• Records supplied
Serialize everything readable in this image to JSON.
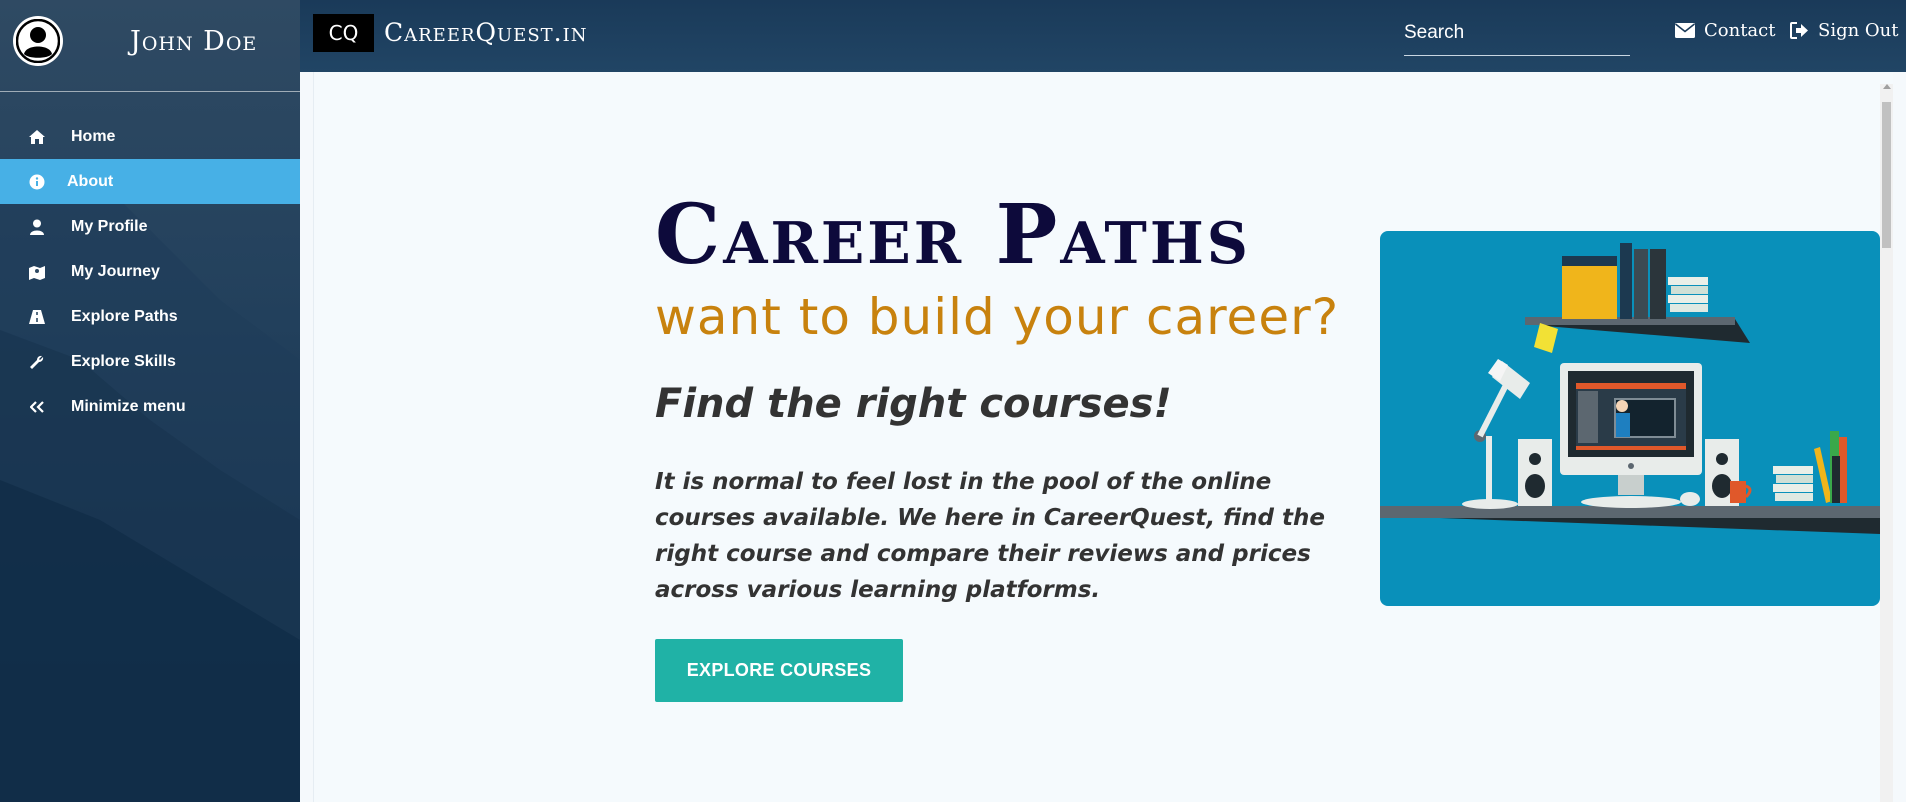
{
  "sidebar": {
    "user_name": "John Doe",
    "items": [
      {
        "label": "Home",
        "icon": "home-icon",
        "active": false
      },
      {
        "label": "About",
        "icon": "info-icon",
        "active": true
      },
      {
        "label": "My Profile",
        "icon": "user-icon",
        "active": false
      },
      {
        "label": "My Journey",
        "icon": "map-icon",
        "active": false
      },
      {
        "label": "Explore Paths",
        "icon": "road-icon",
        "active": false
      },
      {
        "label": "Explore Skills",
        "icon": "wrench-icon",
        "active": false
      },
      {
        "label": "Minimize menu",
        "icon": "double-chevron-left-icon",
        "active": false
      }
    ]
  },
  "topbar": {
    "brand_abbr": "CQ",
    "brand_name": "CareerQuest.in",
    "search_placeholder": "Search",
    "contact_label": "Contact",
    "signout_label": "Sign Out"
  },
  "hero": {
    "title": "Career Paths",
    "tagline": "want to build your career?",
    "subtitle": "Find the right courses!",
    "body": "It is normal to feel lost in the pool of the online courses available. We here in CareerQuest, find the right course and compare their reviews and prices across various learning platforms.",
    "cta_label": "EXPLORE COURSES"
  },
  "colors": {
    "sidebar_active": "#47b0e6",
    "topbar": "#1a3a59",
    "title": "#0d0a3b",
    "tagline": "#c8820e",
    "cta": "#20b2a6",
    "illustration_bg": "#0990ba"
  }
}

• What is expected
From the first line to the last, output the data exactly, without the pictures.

• Result of the task
Serialize everything readable in this image to JSON.
{
  "sidebar": {
    "user_name": "John Doe",
    "items": [
      {
        "label": "Home",
        "icon": "home-icon",
        "active": false
      },
      {
        "label": "About",
        "icon": "info-icon",
        "active": true
      },
      {
        "label": "My Profile",
        "icon": "user-icon",
        "active": false
      },
      {
        "label": "My Journey",
        "icon": "map-icon",
        "active": false
      },
      {
        "label": "Explore Paths",
        "icon": "road-icon",
        "active": false
      },
      {
        "label": "Explore Skills",
        "icon": "wrench-icon",
        "active": false
      },
      {
        "label": "Minimize menu",
        "icon": "double-chevron-left-icon",
        "active": false
      }
    ]
  },
  "topbar": {
    "brand_abbr": "CQ",
    "brand_name": "CareerQuest.in",
    "search_placeholder": "Search",
    "contact_label": "Contact",
    "signout_label": "Sign Out"
  },
  "hero": {
    "title": "Career Paths",
    "tagline": "want to build your career?",
    "subtitle": "Find the right courses!",
    "body": "It is normal to feel lost in the pool of the online courses available. We here in CareerQuest, find the right course and compare their reviews and prices across various learning platforms.",
    "cta_label": "EXPLORE COURSES"
  },
  "colors": {
    "sidebar_active": "#47b0e6",
    "topbar": "#1a3a59",
    "title": "#0d0a3b",
    "tagline": "#c8820e",
    "cta": "#20b2a6",
    "illustration_bg": "#0990ba"
  }
}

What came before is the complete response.